TASK STATEMENT: A line belongs in the answer if it contains "icon"; copy every such line from the entries below.

TASK MATERIAL:
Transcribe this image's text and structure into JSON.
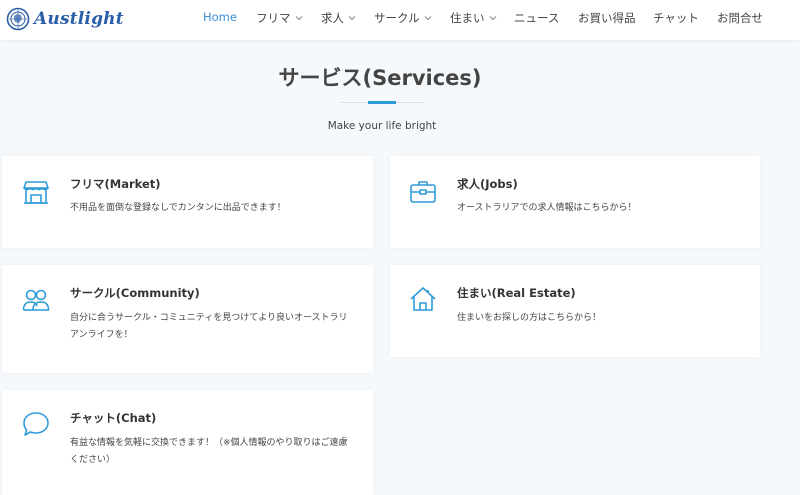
{
  "brand": {
    "name": "Austlight"
  },
  "nav": {
    "items": [
      {
        "label": "Home",
        "dropdown": false,
        "active": true
      },
      {
        "label": "フリマ",
        "dropdown": true,
        "active": false
      },
      {
        "label": "求人",
        "dropdown": true,
        "active": false
      },
      {
        "label": "サークル",
        "dropdown": true,
        "active": false
      },
      {
        "label": "住まい",
        "dropdown": true,
        "active": false
      },
      {
        "label": "ニュース",
        "dropdown": false,
        "active": false
      },
      {
        "label": "お買い得品",
        "dropdown": false,
        "active": false
      },
      {
        "label": "チャット",
        "dropdown": false,
        "active": false
      },
      {
        "label": "お問合せ",
        "dropdown": false,
        "active": false
      }
    ]
  },
  "section": {
    "title": "サービス(Services)",
    "subtitle": "Make your life bright"
  },
  "services": [
    {
      "icon": "store-icon",
      "title": "フリマ(Market)",
      "description": "不用品を面倒な登録なしでカンタンに出品できます！"
    },
    {
      "icon": "briefcase-icon",
      "title": "求人(Jobs)",
      "description": "オーストラリアでの求人情報はこちらから！"
    },
    {
      "icon": "users-icon",
      "title": "サークル(Community)",
      "description": "自分に合うサークル・コミュニティを見つけてより良いオーストラリアンライフを！"
    },
    {
      "icon": "home-icon",
      "title": "住まい(Real Estate)",
      "description": "住まいをお探しの方はこちらから！"
    },
    {
      "icon": "chat-icon",
      "title": "チャット(Chat)",
      "description": "有益な情報を気軽に交換できます！（※個人情報のやり取りはご遠慮ください）"
    }
  ],
  "colors": {
    "accent": "#2e9ad8",
    "nav_active": "#3a8fd6",
    "brand": "#2a5ea8",
    "background": "#f5f9fc"
  }
}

ANSWER BOX:
      "icon": "store-icon",
      "icon": "briefcase-icon",
      "icon": "users-icon",
      "icon": "home-icon",
      "icon": "chat-icon",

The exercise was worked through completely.